It is harder and harder to talk about Washington Capitals forward Brooks Laich without the phrase “if healthy.”

From 2005-06 to 2011-12, Laich played a minimum of 73 games each year and a full slate of regular season games in four of the seven seasons. He was rewarded with a six-year contract extension worth $27 million with the Capitals in 2011, and was praised by General Manager George McPhee “as one of the League’s finer two-way players” who “is just entering his prime. His combination of size, speed, versatility and leadership makes him a valuable part of our club.”

Then the injuries started, limiting Laich to just nine games in the lockout-shortened 2012-13 season and 51 games last season.

Then came the talk of the Capitals perhaps using one of their compliance buyouts to get out from under his contract, though assistant GM Don Fishman told CSN that he doesn’t expect Washington to do so.  Laich’s agent, Roly Thompson, also believes his client will be on the roster when training camp opens later this summer, and that the club needs him.

“[Laich] is the glue of the team,” Thompson told CSN. “He’s the guy in the dressing room that’s the leader and when he’s not there or injured, things tend to not be as cohesive. So if there is one guy you would not want to let go, it would be Brooks.”

“I think we need Brooks Laich,” new general manger Brian MacLellan said. “When Brooks Laich is in our lineup the team plays better – a healthy Brooks Laich. A non-healthy Brooks Laich hurts our chances.”

The Capitals do get value from Laich, especially on the penalty kill, where he led all Caps forwards in shorthanded ice time with just less than three minutes per game. And he limited the time he spent in the box as well:

Laich took just six minor penalties on the season, with only Marcus Johansson picking up fewer among forwards who played at least 20 games for the Caps this season. And along the way he managed to pick up a shorthanded goal and assist, tying Karl Alzner for the team lead with two shorthanded points on the season.

But then things start to get dicey.

On the power play, he averaged 1 minute 20 seconds per game but tallied just three points on the NHL’s most efficient team with the man advantage (it scored on 23.4 percent of its power plays), one that also included the top two power-play scorers in the league (Alex Ovechkin and Nicklas Backstrom).

We can discount some of this because of the injuries, but for a player that is considered by many to be a two-way or defensive forward the results have been on the decline for some time. And just not good overall.

When Laich was on the ice last season, the Capitals took 45.8 percent of the unblocked shot attempts during even strength (Fenwick Percentage). On shifts that Laich started without a face-off (“open play”), that number climbed slightly to 47.2 percent but has been on the decline ever since the “fun and gun” days with Bruce Boudreau behind the bench.

It should be noted that Laich has played under three coaches and four systems since the 2009-10 season, so perhaps that contributed to the decline.
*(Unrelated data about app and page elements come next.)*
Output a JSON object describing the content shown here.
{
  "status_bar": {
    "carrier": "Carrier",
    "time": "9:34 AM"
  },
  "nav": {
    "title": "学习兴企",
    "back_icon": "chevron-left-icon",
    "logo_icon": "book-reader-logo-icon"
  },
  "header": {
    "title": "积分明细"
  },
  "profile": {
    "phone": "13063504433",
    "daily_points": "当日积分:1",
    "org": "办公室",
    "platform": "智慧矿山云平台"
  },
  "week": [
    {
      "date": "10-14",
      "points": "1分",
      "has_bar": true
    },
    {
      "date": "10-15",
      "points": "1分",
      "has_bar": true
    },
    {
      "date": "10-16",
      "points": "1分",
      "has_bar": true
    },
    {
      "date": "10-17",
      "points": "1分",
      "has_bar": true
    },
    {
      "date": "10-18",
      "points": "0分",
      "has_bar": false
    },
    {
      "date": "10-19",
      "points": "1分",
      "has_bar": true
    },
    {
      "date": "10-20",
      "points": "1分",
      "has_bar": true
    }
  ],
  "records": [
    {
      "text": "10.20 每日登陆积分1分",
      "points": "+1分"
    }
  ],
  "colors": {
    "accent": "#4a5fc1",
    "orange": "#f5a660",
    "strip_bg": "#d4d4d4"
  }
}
And keep in mind that Laich played just nine games and skated 201 shifts total in 2013, so we have a ton of noise in that year-over-year increase because of a very small sample size.

What can’t be discounted is the steady increase in the percentage of shifts in which the opposition gets two or more shot attempts on the same shift, which come at the expense of those shifts which saw no shot attempts against.

When Laich was called upon to take a draw in the offensive zone, Washington enjoyed healthy shot differentials, including 61 percent of all Fenwick events in 2013-14 with Laich on the ice.

This is not uncommon — the fewer draws a skater takes in the defensive zone, the higher we would expect his shot percentage to be.

On those shifts in which Laich was called upon in the defensive zone, the Caps took 33.9 percent of the Fenwick events last season.

This, too, should be expected for the opposite reason above: more defensive zone shifts equate to fewer shot attempts at the other end. What’s interesting here is that the Caps saw an increase in the percentage of Laich’s shifts where the opposition did not get a single shot attempt directed against them.

This is where teams can achieve the highest return on analytics: by using video and coaches input to determine why the increase occurred, what went right and how best to replicate it.

During neutral-zone faceoffs, where neither team has a territorial advantage on the ice, the Caps managed 41.6 percent of the Fenwick events with Laich on the ice. That also is a decline from previous years.

This is the most troubling, as a few recent studies have suggested the importance of neutral-zone play, including having the highest correlation for shots attempts when you ignore special teams and lead-protecting situations and team points per game. If Laich’s ability to help his teammates retrieve the puck in the neutral zone is slipping, he could do more harm than good to the team over the long haul.

So what’s it all mean?

Trotz appears to use his top forwards to contribute offense and help shut down the other team’s best forwards, which sounds like a perfect use of Laich. However, that typically means a steady diet of defensive-zone starts and it is clear from above that Washington does best in terms of outshooting the competition when Laich is used in an offensive role. Unless of course Trotz can figure out what made Laich more effective in the defensive zone this season and make it sustainable for the upcoming campaign.